Do I have a choice?
If the answer is yes, you’re probably more satisfied than people who don’t have choices. It’s true in our personal lives, when we are customers or consumers, as well as when we’re at work. That’s because choice equals control and people are happier when they have control.
“Even if making a decision delivers no benefit, people still want the freedom to choose,” says New York Times reporter Charles Duhigg in a new book, Smarter, Faster, Better: The Secrets of Being Productive in Life and Business.
Duhigg explains with a rather barbaric analogy: “If you have the choice of being shot or hanged, the end result is the same. Still, people would rather have a choice.” (Perhaps Duhigg has been watching too much of the HBO series, Game of Thrones.)
An analogy closer to my personal life is trying to get an unruly two-year-old to get dressed in the morning: lay out two sets of clothing and let the kid decide which to put on. Instead of being forced to get dressed, he/she has control over what to wear. (Or at least the child feels that’s the case, theoretically my two year old would just demand the Minnie Mouse dress that’s not included in the options I’ve laid out!)
Back to Duhigg’s book. He describes eight concepts that explain why some people and some companies are much more productive than the average. I looked into the book after hearing Duhigg interviewed by Marty Moss-Coane on Radio Times. It’s the chapter on control that makes a lot of sense to me.
Perhaps that’s because of how it connects to what we strive for at Great Clips—trying to give customers, stylists and franchisees control over their time, their work and their business, respectively. As a result, customers are more comfortable and loyal, stylists are more engaged and productive, and franchisees appreciate the flexibility of implementing our brand measures in the ways that make their salons successful and profitable.

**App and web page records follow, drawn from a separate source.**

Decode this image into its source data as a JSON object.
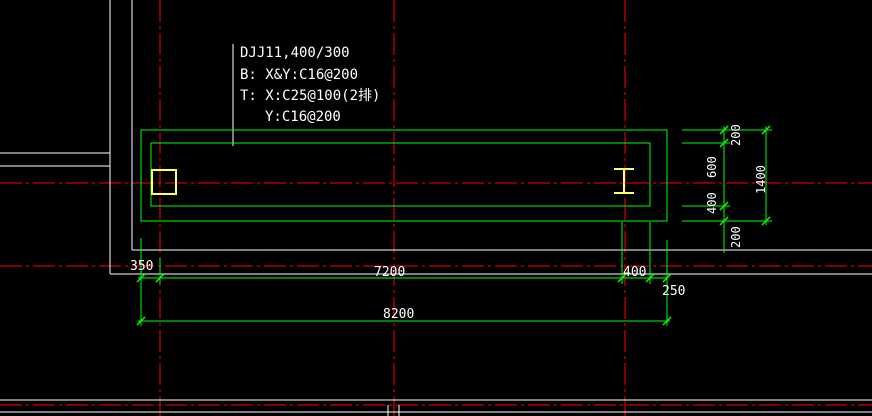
{
  "drawing": {
    "background": "#000000",
    "colors": {
      "wall": "#ffffff",
      "axis": "#ff0000",
      "foundation": "#00ff00",
      "column": "#ffff66",
      "text": "#ffffff"
    },
    "label": {
      "line1": "DJJ11,400/300",
      "line2": "B: X&Y:C16@200",
      "line3": "T: X:C25@100(2排)",
      "line4": "Y:C16@200"
    },
    "dimensions": {
      "horizontal": {
        "d350": "350",
        "d7200": "7200",
        "d400": "400",
        "d250": "250",
        "d8200": "8200"
      },
      "vertical": {
        "v200_top": "200",
        "v600": "600",
        "v400": "400",
        "v200_bottom": "200",
        "v1400": "1400"
      }
    }
  }
}
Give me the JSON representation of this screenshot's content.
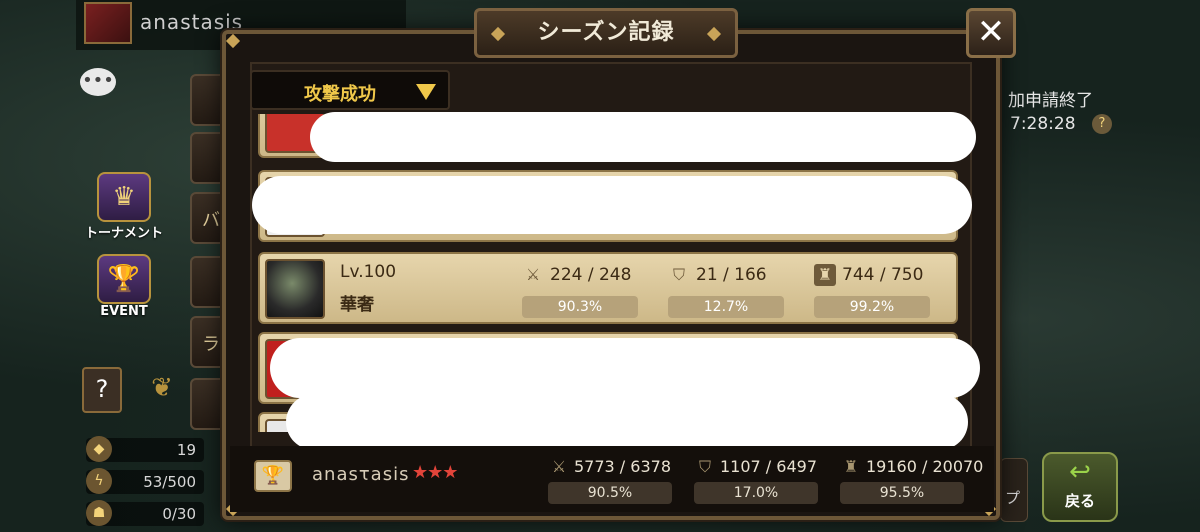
{
  "background": {
    "player_name": "anastasis",
    "chat_icon": "chat-bubble-icon",
    "left_menu": [
      {
        "label": "トーナメント",
        "icon": "tournament-icon"
      },
      {
        "label": "EVENT",
        "icon": "trophy-event-icon"
      }
    ],
    "side_stubs": [
      "",
      "",
      "バ",
      "",
      "ラ",
      ""
    ],
    "resources": [
      {
        "icon": "crystal-icon",
        "value": "19"
      },
      {
        "icon": "energy-icon",
        "value": "53/500"
      },
      {
        "icon": "arena-wing-icon",
        "value": "0/30"
      }
    ],
    "right_info": "加申請終了",
    "right_time": "7:28:28",
    "right_help": "?",
    "right_stub_label": "プ",
    "back_button_label": "戻る"
  },
  "dialog": {
    "title": "シーズン記録",
    "close_label": "✕",
    "filter_label": "攻撃成功",
    "visible_monster": {
      "level": "Lv.100",
      "name": "華奢",
      "attack": {
        "icon": "crossed-swords-icon",
        "value": "224 / 248",
        "percent": "90.3%"
      },
      "defense": {
        "icon": "shield-icon",
        "value": "21 / 166",
        "percent": "12.7%"
      },
      "tower": {
        "icon": "tower-icon",
        "value": "744 / 750",
        "percent": "99.2%"
      }
    },
    "footer": {
      "player_name": "anasτasis",
      "stars": "★★★",
      "attack": {
        "icon": "crossed-swords-icon",
        "value": "5773 / 6378",
        "percent": "90.5%"
      },
      "defense": {
        "icon": "shield-icon",
        "value": "1107 / 6497",
        "percent": "17.0%"
      },
      "tower": {
        "icon": "tower-icon",
        "value": "19160 / 20070",
        "percent": "95.5%"
      }
    },
    "colors": {
      "panel_row": "#e6d5ac",
      "accent_gold": "#f0c84a",
      "star_red": "#e2443a"
    }
  }
}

Think about it. How often have you asked yourself—or heard others ask—“Do I have a choice?” All too often, the answer is “Nope, not really.” Another version of the same question is, “Who’s in control here?” Again, the answer is quite likely, “Not me.”
Ideally, in business and in life, the answer to the first question is, “I do have a choice.” That response, in turn, implies an answer to the second question: “If I have a choice, then I must be the one in control!”
Humans crave control over their own lives. Making choices is how we manifest control. And when we have control, we’re more engaged in whatever we're doing. Control is a biologic imperative for humans, says author Duhigg. Doesn't matter if you’re a two-year-old given the choice of cereal or pancakes for breakfast, a Marine unit told to complete a training exercise without instructions on how to do it, or a work team told to carry out an assignment with the direction to “use your best judgment.”
The outcome can be summed up this way: Choice = control; control = engagement; engagement = productivity + satisfaction.
How does this relate to Great Clips, especially as a franchisee who is trying to run a successful walk-in hair salon? I’ll explore that in the next blog on this topic.
In the meantime, send me your thoughts about how control—having it, or not having it—affects your life.